Melissa Bailes specializes in British literature of the long eighteenth century (1660-1830), the history of science, Enlightenment philosophy, transatlantic and transnational studies, and women's writing. She has published on these topics in journals such as ELH, Eighteenth-Century Studies, Studies in Romanticism, Eighteenth-Century Fiction, The Eighteenth Century: Theory and Interpretation, Eighteenth-Century Life, and European Romantic Review.
Her first book, Questioning Nature: British Women's Scientific Writing and Literary Originality, 1750-1830 (University of Virginia Press), won the British Society for Literature and Science’s 2017 Book Prize, and was shortlisted for the 2017-19 First Book Prize by the British Association for Romantic Studies. She is currently completing her second book, tentatively titled, Romantic Botany: Time, Empire, and Ineffability in British Literature, 1750-1830, while also working on a related project, Nature’s Clockwork.
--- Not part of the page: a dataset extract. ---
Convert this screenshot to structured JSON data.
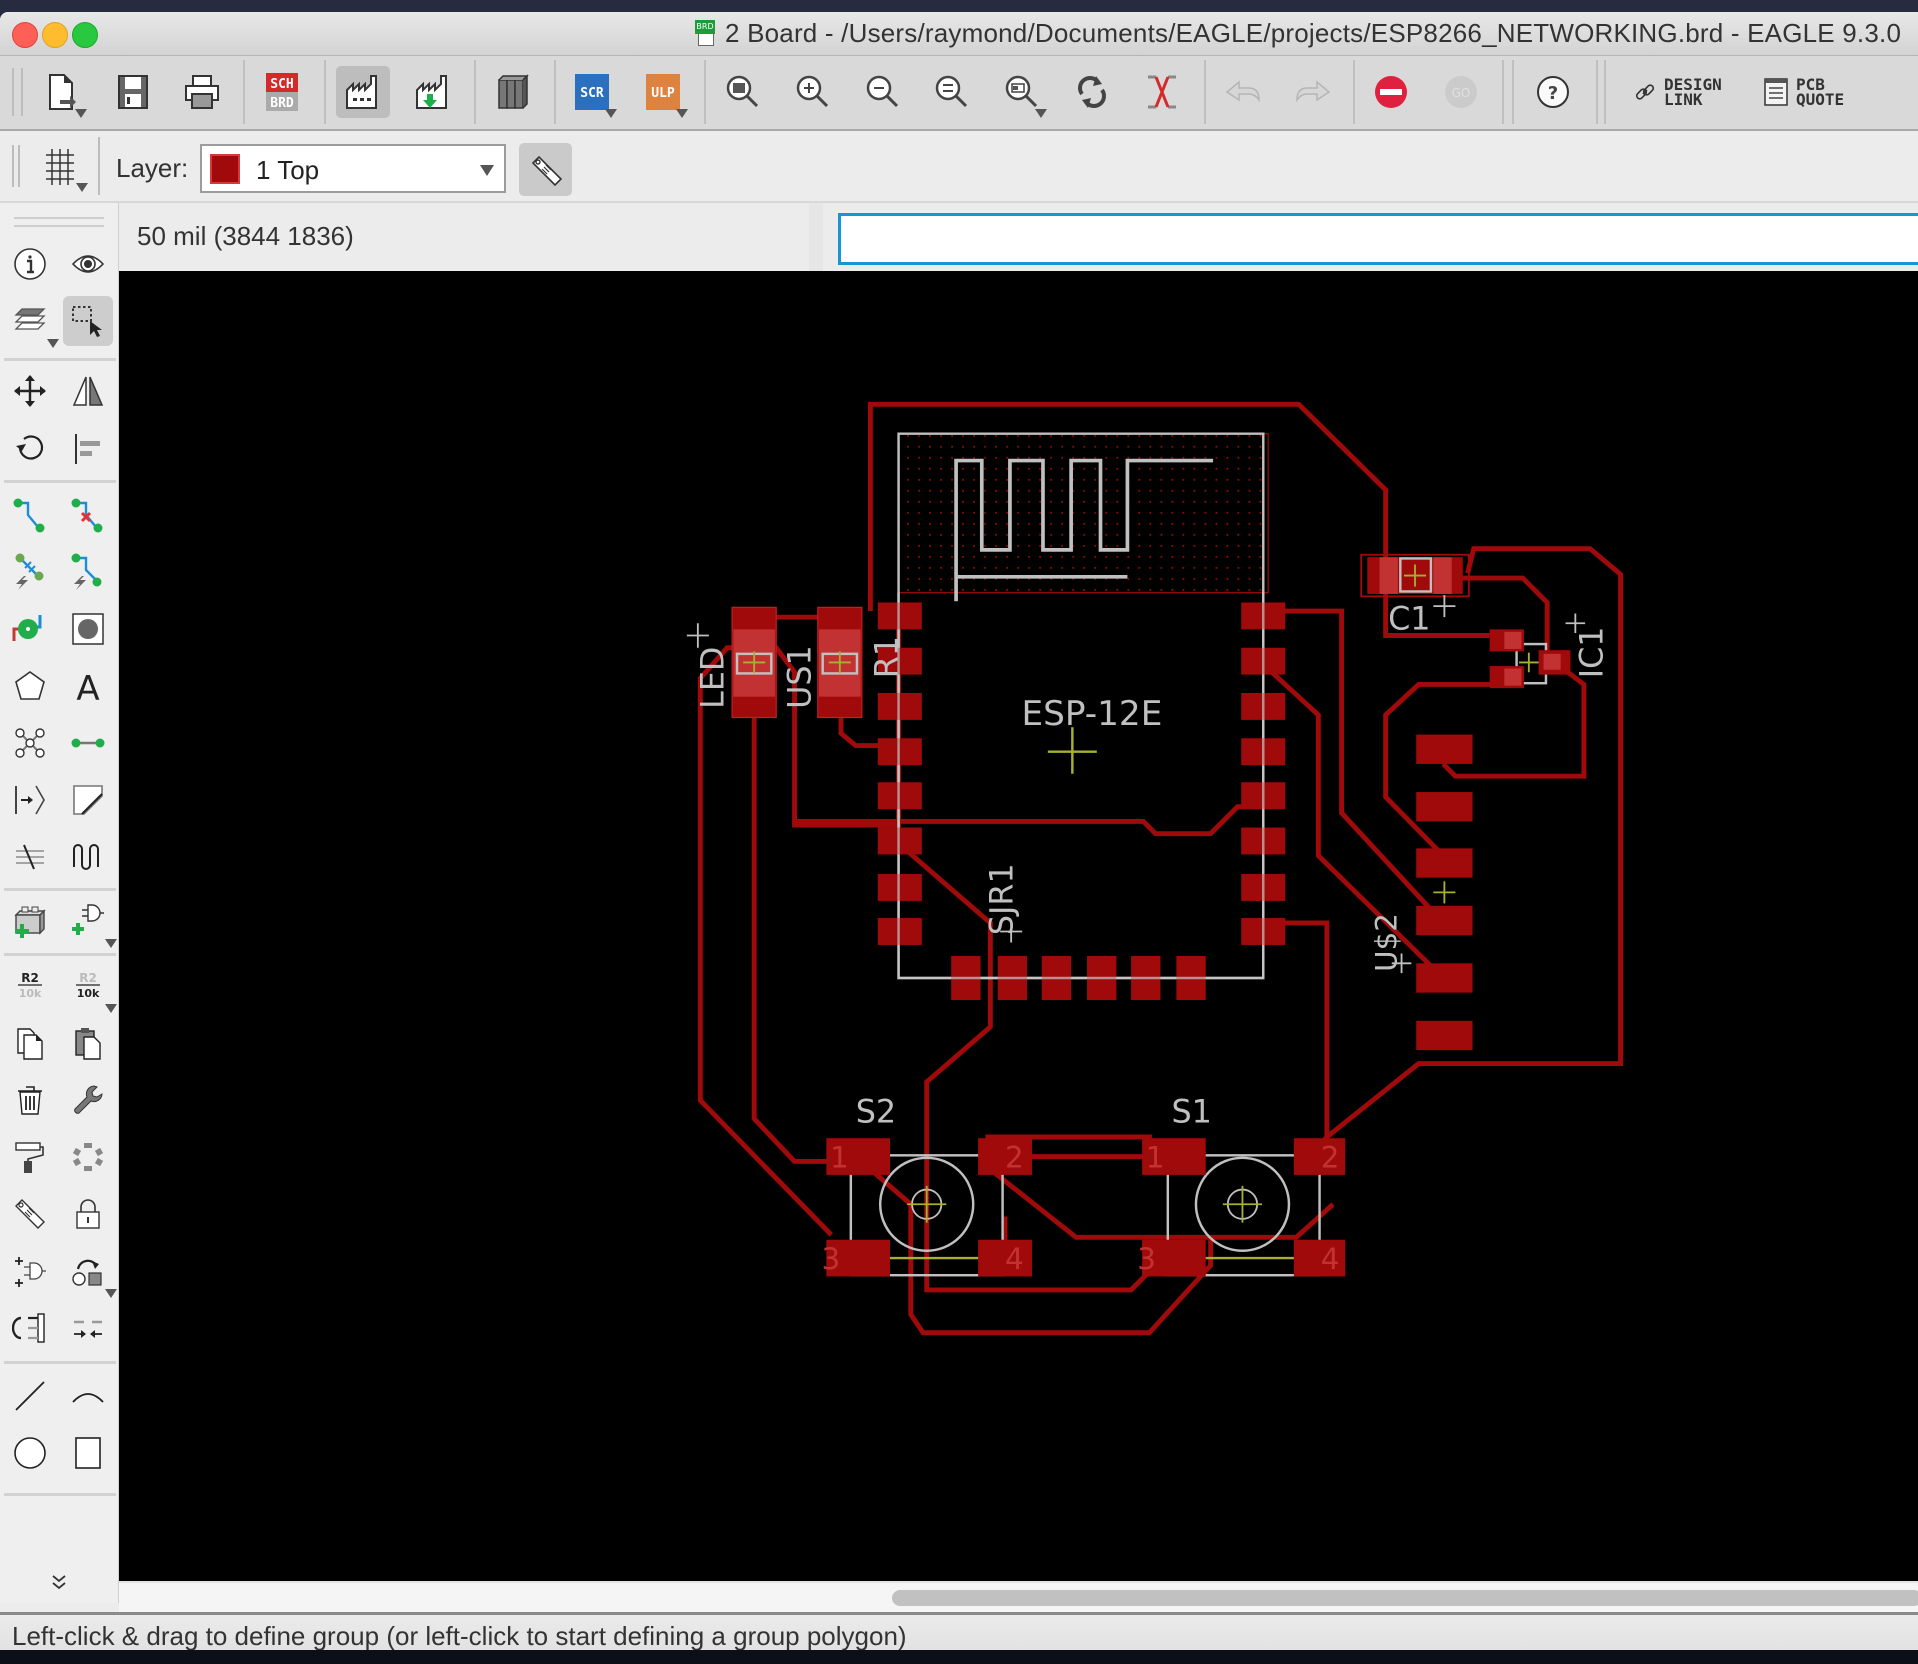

Bailes has been awarded long-term fellowships from the National Humanities Center, the American Association of University Women, and the Huntington Library in San Marino, CA, as well as short-term fellowships from organizations such as Yale's Lewis Walpole Library, the New Orleans Center for the Gulf South, the Linda Hall Library for Science, Engineering and Technology, and the Chawton House Library in the UK.